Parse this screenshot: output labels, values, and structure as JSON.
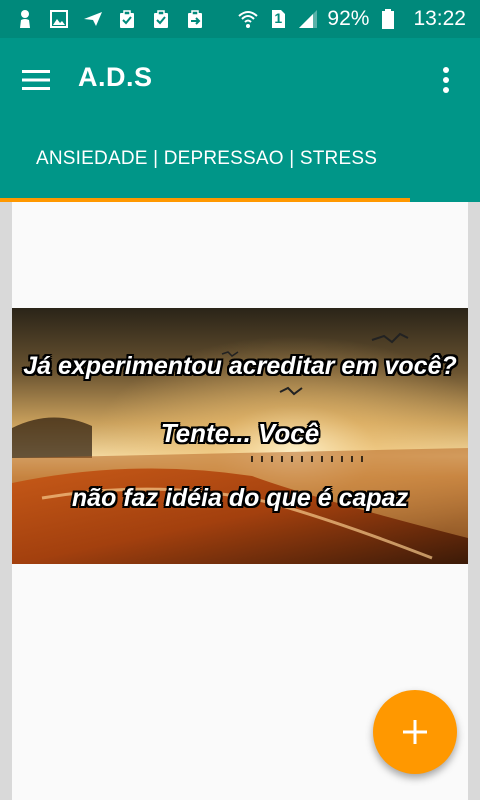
{
  "status_bar": {
    "battery_percent": "92%",
    "time": "13:22",
    "sim_slot": "1",
    "icons": [
      "person-icon",
      "image-icon",
      "send-icon",
      "clipboard-icon",
      "clipboard-check-icon",
      "clipboard-arrow-icon",
      "wifi-icon",
      "sim-icon",
      "signal-icon",
      "battery-icon"
    ]
  },
  "app_bar": {
    "title": "A.D.S",
    "menu_icon": "hamburger-menu-icon",
    "overflow_icon": "more-vert-icon"
  },
  "tabs": [
    {
      "label": "ANSIEDADE | DEPRESSAO | STRESS",
      "selected": true
    }
  ],
  "banner": {
    "line1": "Já experimentou acreditar em você?",
    "line2": "Tente... Você",
    "line3": "não faz idéia do que é capaz"
  },
  "fab": {
    "icon": "plus-icon"
  },
  "colors": {
    "primary": "#009688",
    "status_bar": "#00897b",
    "accent": "#ff9800",
    "background": "#fafafa"
  }
}
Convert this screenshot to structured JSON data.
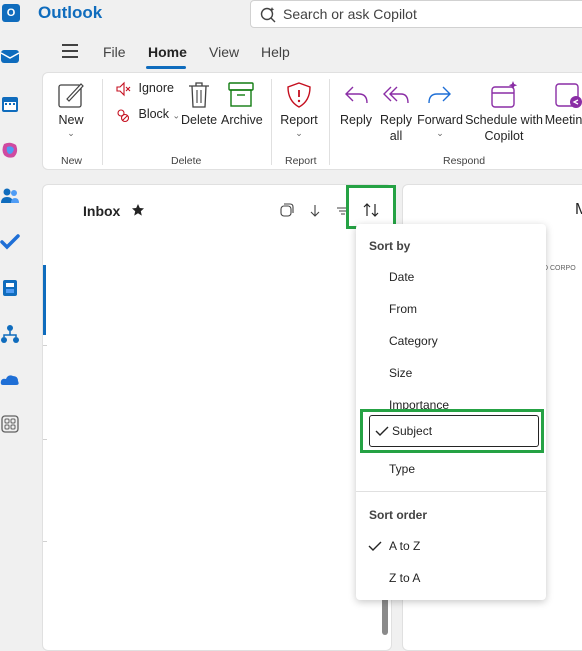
{
  "app": {
    "title": "Outlook",
    "logo": "O"
  },
  "search": {
    "placeholder": "Search or ask Copilot"
  },
  "tabs": [
    {
      "label": "File"
    },
    {
      "label": "Home"
    },
    {
      "label": "View"
    },
    {
      "label": "Help"
    }
  ],
  "ribbon": {
    "new": {
      "label": "New",
      "group": "New"
    },
    "ignore": {
      "label": "Ignore"
    },
    "block": {
      "label": "Block"
    },
    "delete": {
      "label": "Delete",
      "group": "Delete"
    },
    "archive": {
      "label": "Archive"
    },
    "report": {
      "label": "Report",
      "group": "Report"
    },
    "reply": {
      "label": "Reply"
    },
    "reply_all": {
      "line1": "Reply",
      "line2": "all"
    },
    "forward": {
      "label": "Forward"
    },
    "schedule": {
      "line1": "Schedule with",
      "line2": "Copilot"
    },
    "meeting": {
      "label": "Meeting"
    },
    "respond_group": "Respond"
  },
  "list": {
    "folder_title": "Inbox"
  },
  "reading": {
    "initial": "M",
    "corp_text": "D CORPO"
  },
  "sort_menu": {
    "sort_by_header": "Sort by",
    "options": [
      {
        "label": "Date"
      },
      {
        "label": "From"
      },
      {
        "label": "Category"
      },
      {
        "label": "Size"
      },
      {
        "label": "Importance"
      },
      {
        "label": "Subject",
        "selected": true
      },
      {
        "label": "Type"
      }
    ],
    "sort_order_header": "Sort order",
    "order_options": [
      {
        "label": "A to Z",
        "selected": true
      },
      {
        "label": "Z to A"
      }
    ]
  },
  "colors": {
    "accent": "#0f6cbd",
    "highlight_box": "#25a244",
    "report_red": "#c50f1f",
    "archive_green": "#107c10",
    "copilot_purple": "#8a2da5"
  }
}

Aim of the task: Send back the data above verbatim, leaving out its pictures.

Written response:
Parse this screenshot: output labels, values, and structure as JSON.
{
  "status_bar": {
    "battery_percent": "92%",
    "time": "13:22",
    "sim_slot": "1",
    "icons": [
      "person-icon",
      "image-icon",
      "send-icon",
      "clipboard-icon",
      "clipboard-check-icon",
      "clipboard-arrow-icon",
      "wifi-icon",
      "sim-icon",
      "signal-icon",
      "battery-icon"
    ]
  },
  "app_bar": {
    "title": "A.D.S",
    "menu_icon": "hamburger-menu-icon",
    "overflow_icon": "more-vert-icon"
  },
  "tabs": [
    {
      "label": "ANSIEDADE | DEPRESSAO | STRESS",
      "selected": true
    }
  ],
  "banner": {
    "line1": "Já experimentou acreditar em você?",
    "line2": "Tente... Você",
    "line3": "não faz idéia do que é capaz"
  },
  "fab": {
    "icon": "plus-icon"
  },
  "colors": {
    "primary": "#009688",
    "status_bar": "#00897b",
    "accent": "#ff9800",
    "background": "#fafafa"
  }
}
Convert this screenshot to structured JSON data.
{
  "app": {
    "title": "Outlook",
    "logo": "O"
  },
  "search": {
    "placeholder": "Search or ask Copilot"
  },
  "tabs": [
    {
      "label": "File"
    },
    {
      "label": "Home"
    },
    {
      "label": "View"
    },
    {
      "label": "Help"
    }
  ],
  "ribbon": {
    "new": {
      "label": "New",
      "group": "New"
    },
    "ignore": {
      "label": "Ignore"
    },
    "block": {
      "label": "Block"
    },
    "delete": {
      "label": "Delete",
      "group": "Delete"
    },
    "archive": {
      "label": "Archive"
    },
    "report": {
      "label": "Report",
      "group": "Report"
    },
    "reply": {
      "label": "Reply"
    },
    "reply_all": {
      "line1": "Reply",
      "line2": "all"
    },
    "forward": {
      "label": "Forward"
    },
    "schedule": {
      "line1": "Schedule with",
      "line2": "Copilot"
    },
    "meeting": {
      "label": "Meeting"
    },
    "respond_group": "Respond"
  },
  "list": {
    "folder_title": "Inbox"
  },
  "reading": {
    "initial": "M",
    "corp_text": "D CORPO"
  },
  "sort_menu": {
    "sort_by_header": "Sort by",
    "options": [
      {
        "label": "Date"
      },
      {
        "label": "From"
      },
      {
        "label": "Category"
      },
      {
        "label": "Size"
      },
      {
        "label": "Importance"
      },
      {
        "label": "Subject",
        "selected": true
      },
      {
        "label": "Type"
      }
    ],
    "sort_order_header": "Sort order",
    "order_options": [
      {
        "label": "A to Z",
        "selected": true
      },
      {
        "label": "Z to A"
      }
    ]
  },
  "colors": {
    "accent": "#0f6cbd",
    "highlight_box": "#25a244",
    "report_red": "#c50f1f",
    "archive_green": "#107c10",
    "copilot_purple": "#8a2da5"
  }
}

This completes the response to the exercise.